Door and Home Construction Equipment

      A brief introduction to specialized machinery designed for door manufacturing. September 20, 2008

Reprinted with permission from MLS Machinery, Inc.

Door making covers a very broad range of equipment. Some of the door making equipment has already been discussed under other categories or will be handled under other sections to follow. Doors need routers, double end tenoners (categories on their own to be discussed later), clamps for solid wood doors as previously discussed, particle board laminated doors with veneers or Formica would require presses (to be discussed). There are hollow frame doors, normally found in homes - these are pre-manufactured frames laminated with pressboard or masonite; the frame is assembled in a press as previously discussed and laminated on a hot or cold press.

There are certain companies that specifically make door making equipment. These machines will mortise oblong holes, or drill various holes, rout various slots in the sides or fronts and backs of the doors for the handle locking mechanisms and hinges. In the case of a mortise slot, the machine used is called a mortising machine, which can do either multiple slots at the same time or a single slot with a single head machines. Some of these machines might also be known as an oscillating slot mortiser, and can do a vertical or horizontal slot.

There are special machines which slot or rout small sections on the rear edge of the door for the hinges so that they can be installed flush with the door. These machines are normally called pre-hung door machines. There are also machines called door lite machines, which cut out a hole or holes where a window or windows might be installed. For large production door manufacturing some companies will use a door sizer. A door sizer is basically two double end tenoners in line which will size the door to the correct dimension, bevel the edges and in some cases sand the sides as well.

Stair routers and stair trench machines - these are specific machines for the stair industry. They make the cut out for the stair stringers and backs; that is the part you actually stand on.

Round arch screw presses and profile wrappers are used in the window industry.

Copyright MLS MACHINERY INC. 2007 All rights reserved.

Would you like to add information to this article?
Interested in writing or submitting an article?
Have a question about this article?

Have you reviewed the related Knowledge Base areas below?
  • KnowledgeBase: Knowledge Base

  • KnowledgeBase: Architectural Millwork

  • KnowledgeBase: Architectural Millwork: Doors and Windows

    Would you like to add information to this article? ... Click Here

    If you have a question regarding a Knowledge Base article, your best chance at uncovering an answer is to search the entire Knowledge Base for related articles or to post your question at the appropriate WOODWEB Forum. Before posting your message, be sure to
    review our Forum Guidelines.

    Questions entered in the Knowledge Base Article comment form will not generate responses! A list of WOODWEB Forums can be found at WOODWEB's Site Map.

    When you post your question at the Forum, be sure to include references to the Knowledge Base article that inspired your question. The more information you provide with your question, the better your chances are of receiving responses.

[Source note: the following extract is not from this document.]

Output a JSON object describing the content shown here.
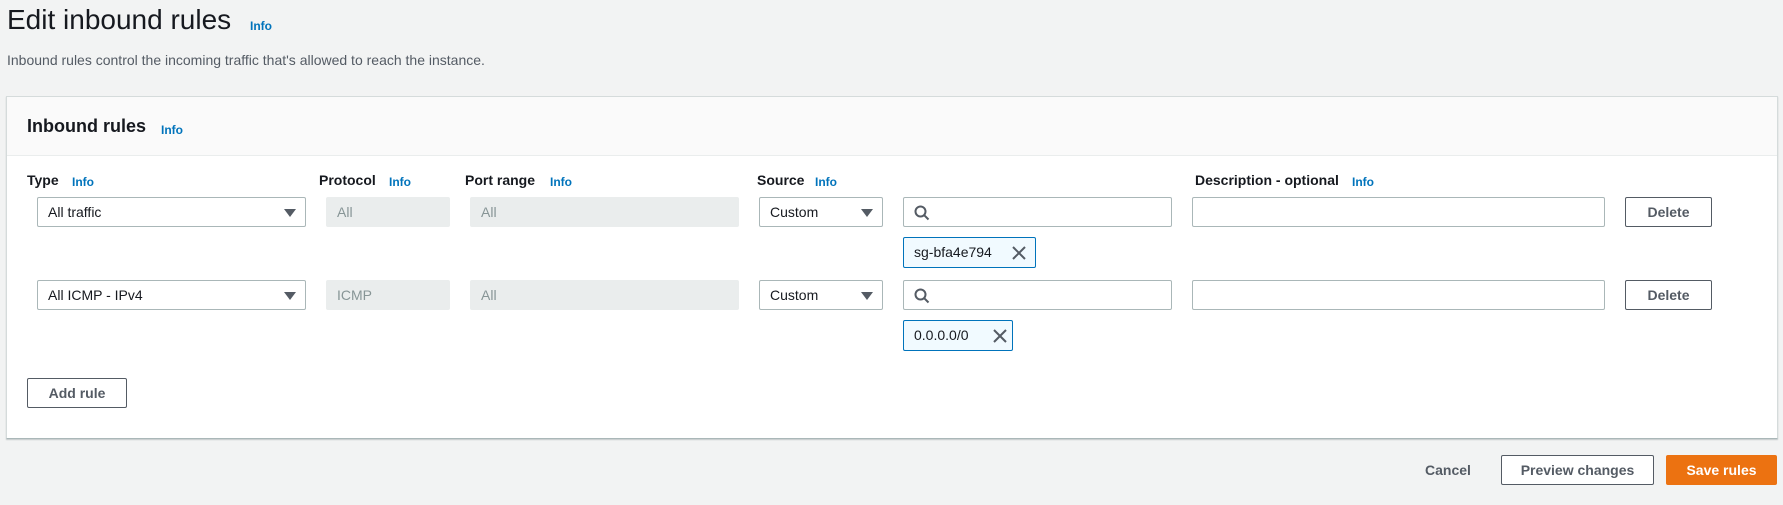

    Return to beginning of article.

    Refer a Friend || Read This Important Information || Site Map || Privacy Policy || Site User Agreement

    Letters, questions or comments? E-Mail us and let us know what you think. Be sure to review our Frequently Asked Questions page.

    Contact us to discuss advertising or to report problems with this site.

    To report a problem, send an e-mail to our Webmaster

    Copyright © 1996-2019 - WOODWEB ® Inc.
    All rights reserved. No part of this publication may be reproduced in any manner without permission of the Editor.
    Review WOODWEB's Copyright Policy.

    The editors, writers, and staff at WOODWEB try to promote safe practices. What is safe for one woodworker under certain conditions may not be safe for others in different circumstances. Readers should undertake the use of materials and methods discussed at WOODWEB after considerate evaluation, and at their own risk.

    WOODWEB, Inc.
    335 Bedell Road
    Montrose, PA 18801

    Contact WOODWEB

  • WOODWEB - the leading resource for professional woodworkers

      Home » Knowledge Base » Knowledge Base Article